Exercise description – Read through the data and report every line in which the word "JSON" occurs.

═════ Given records

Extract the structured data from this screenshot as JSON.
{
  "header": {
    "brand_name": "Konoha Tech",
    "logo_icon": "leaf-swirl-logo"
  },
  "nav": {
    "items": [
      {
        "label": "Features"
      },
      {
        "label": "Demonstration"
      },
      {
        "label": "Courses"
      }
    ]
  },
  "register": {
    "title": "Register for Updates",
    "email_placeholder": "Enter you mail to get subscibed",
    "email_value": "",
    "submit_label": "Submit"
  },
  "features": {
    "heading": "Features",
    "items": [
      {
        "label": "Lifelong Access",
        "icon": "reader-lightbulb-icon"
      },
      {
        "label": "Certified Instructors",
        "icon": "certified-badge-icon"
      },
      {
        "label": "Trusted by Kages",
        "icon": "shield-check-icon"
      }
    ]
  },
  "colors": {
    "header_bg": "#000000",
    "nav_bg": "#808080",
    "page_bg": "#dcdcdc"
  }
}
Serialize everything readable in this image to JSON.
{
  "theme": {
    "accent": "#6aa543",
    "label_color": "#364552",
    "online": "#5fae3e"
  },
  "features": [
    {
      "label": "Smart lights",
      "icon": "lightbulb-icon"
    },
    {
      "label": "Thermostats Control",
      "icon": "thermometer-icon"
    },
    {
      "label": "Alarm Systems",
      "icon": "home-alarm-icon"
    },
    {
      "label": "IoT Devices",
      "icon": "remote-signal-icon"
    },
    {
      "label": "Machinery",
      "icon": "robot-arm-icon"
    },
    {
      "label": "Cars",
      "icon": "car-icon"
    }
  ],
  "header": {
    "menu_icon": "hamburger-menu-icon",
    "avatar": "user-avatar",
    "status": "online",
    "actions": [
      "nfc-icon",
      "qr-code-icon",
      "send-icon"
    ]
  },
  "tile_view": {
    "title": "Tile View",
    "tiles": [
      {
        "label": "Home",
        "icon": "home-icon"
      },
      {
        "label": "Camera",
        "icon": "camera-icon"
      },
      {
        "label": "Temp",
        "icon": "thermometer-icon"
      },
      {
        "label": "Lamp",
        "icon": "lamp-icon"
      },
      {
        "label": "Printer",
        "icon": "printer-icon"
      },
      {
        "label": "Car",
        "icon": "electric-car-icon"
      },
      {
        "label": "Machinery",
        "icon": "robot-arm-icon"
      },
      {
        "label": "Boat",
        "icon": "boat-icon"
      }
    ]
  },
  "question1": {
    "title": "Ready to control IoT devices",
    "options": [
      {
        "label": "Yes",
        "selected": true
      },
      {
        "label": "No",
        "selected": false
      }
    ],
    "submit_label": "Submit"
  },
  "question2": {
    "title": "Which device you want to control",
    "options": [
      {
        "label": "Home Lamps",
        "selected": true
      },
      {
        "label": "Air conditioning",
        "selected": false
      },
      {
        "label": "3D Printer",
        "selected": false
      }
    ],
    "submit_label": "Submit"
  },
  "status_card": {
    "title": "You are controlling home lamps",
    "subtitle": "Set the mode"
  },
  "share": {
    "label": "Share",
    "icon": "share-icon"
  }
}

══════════

Expected answer –
Extract the structured data from this screenshot as JSON.
Serialize everything readable in this image to JSON.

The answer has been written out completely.